02 Dec 2016 | 12.30 pm
Getting Your Employment Contracts Right From The Start
Make sure that they are clear and comprehensive
02 Dec 2016 | 12.30 pm
The contract of employment is the core legal agreement between the employer and employee. So make sure it’s fit for purpose, advises solicitor Dermot Casserly (pictured)
Contracts of employment need to be fit for purpose and tailored – whether the contract is for the CEO or the most junior employee in the organisation. The most typical form is a contract for an indefinite term, but there may be occasion to engage the employee on another form of contract, for example, a fixed-term contract.
At a minimum, there is a legal obligation to provide an employee with a statement of terms of employment. The Terms of Employment Information Acts 1994- 2012 require that certain terms be provided in writing, including:
- the place of work
- job title or nature of the work
- if the contract is temporary, the expected duration of employment
- if the contract is for a fixed term, the date on which the contract expires

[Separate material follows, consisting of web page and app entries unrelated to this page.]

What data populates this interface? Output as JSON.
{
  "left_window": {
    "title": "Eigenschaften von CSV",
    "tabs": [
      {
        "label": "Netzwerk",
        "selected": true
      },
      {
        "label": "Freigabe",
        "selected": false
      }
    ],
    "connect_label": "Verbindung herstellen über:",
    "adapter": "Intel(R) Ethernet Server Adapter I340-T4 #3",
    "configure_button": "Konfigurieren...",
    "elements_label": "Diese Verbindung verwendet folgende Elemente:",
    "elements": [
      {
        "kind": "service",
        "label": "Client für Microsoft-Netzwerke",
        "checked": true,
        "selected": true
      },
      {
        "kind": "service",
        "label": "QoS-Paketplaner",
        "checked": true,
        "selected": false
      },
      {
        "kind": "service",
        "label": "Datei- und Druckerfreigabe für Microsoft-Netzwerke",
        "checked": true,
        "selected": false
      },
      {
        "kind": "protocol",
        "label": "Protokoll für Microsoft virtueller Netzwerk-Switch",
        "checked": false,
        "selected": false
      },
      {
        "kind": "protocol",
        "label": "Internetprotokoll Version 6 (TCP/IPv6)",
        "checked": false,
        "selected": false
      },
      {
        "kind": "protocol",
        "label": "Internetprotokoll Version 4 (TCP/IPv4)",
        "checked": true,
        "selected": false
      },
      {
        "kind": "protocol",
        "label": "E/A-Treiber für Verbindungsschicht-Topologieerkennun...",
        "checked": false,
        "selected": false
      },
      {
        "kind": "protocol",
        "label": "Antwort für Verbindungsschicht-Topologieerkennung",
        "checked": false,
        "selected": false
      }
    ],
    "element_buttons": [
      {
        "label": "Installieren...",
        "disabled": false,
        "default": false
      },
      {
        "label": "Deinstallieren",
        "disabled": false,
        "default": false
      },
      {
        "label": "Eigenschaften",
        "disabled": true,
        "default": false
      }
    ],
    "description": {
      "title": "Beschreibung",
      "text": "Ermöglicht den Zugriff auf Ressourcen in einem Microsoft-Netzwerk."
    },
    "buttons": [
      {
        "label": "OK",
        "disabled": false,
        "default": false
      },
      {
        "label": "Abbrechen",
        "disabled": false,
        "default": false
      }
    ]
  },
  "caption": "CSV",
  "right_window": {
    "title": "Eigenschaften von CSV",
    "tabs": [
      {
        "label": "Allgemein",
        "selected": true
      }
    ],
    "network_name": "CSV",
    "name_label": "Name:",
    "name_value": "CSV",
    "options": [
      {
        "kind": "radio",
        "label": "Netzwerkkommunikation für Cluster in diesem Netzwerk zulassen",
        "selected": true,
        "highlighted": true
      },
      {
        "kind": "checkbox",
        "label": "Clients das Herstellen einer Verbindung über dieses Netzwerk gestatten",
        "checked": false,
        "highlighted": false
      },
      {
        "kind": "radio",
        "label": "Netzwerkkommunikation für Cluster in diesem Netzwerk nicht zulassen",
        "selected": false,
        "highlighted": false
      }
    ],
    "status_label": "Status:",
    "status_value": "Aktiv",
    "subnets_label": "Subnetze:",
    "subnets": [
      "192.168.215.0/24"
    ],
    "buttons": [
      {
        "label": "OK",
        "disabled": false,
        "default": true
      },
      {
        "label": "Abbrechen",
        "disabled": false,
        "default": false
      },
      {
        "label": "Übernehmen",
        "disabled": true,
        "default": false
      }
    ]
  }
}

- the rate of remuneration or method of calculating remuneration
- terms or conditions relating to hours of work (including overtime), paid leave and incapacity for work due to sickness or injury
- terms or conditions relating to pensions and pension schemes
- periods of notice to give and receive on termination of employment.
The contract should clearly define the job title, duties and reporting structure and reserve the ability to change these within reason. Probation is also a key clause in the contract to give the employer flexibility to terminate the contract at an early stage.
Salary & Benefits
The salary and benefits on offer should also be clearly stated and couched in appropriate terms. For example, if there is a pension scheme or permanent health insurance scheme, the contract should state that the employee may be entitled to participate in such schemes, subject to the rules of same as may be amended from time to time.
As a general rule, employment contracts should not refer to bonuses or share incentive schemes. It is preferable if such schemes are subject to their own scheme rules, terms and conditions, although it should be noted that in any event they do form part of the terms and conditions of employment.
It is also important that the contract refers to key policies such as: discipline, performance, grievance, dignity at work, whistleblowing, social media, email usage, and data protection including CCTV usage. Employers should update their employment policies in line with the ever changing employment environment and communicate such changes to their employees.
Prepare For The Future
The contract should also protect the employer’s goodwill by having appropriate notice and gardening leave periods. For senior executives, contracts should include restrictive covenants to reduce the risk of an executive poaching key employees and customers. Consideration should also be given to whether the senior executive will be appointed to the board of directors. If so, there should be a detailed clause in relation to the appointment and removal from the office of director in specific circumstances. Clauses to protect the intellectual property and confidential information of the employer should also be included.
In relation to retirement, compulsory retirement at a specific age can be challenged as age discrimination under the Employment Equality Acts. Employers need to be able to show an objective basis for seeking to enforce a retirement age.
Apart from taking a claim to the Workplace Relations Commission, an employee could apply to the High Court seeking an injunction where there is a purported dismissal in breach of contract. This could potentially be very costly for an employer to defend – not to mention it could be the source of embarrassing negative publicity. Well-drafted and fit-for-purposes contracts and policies should help protect against this risk.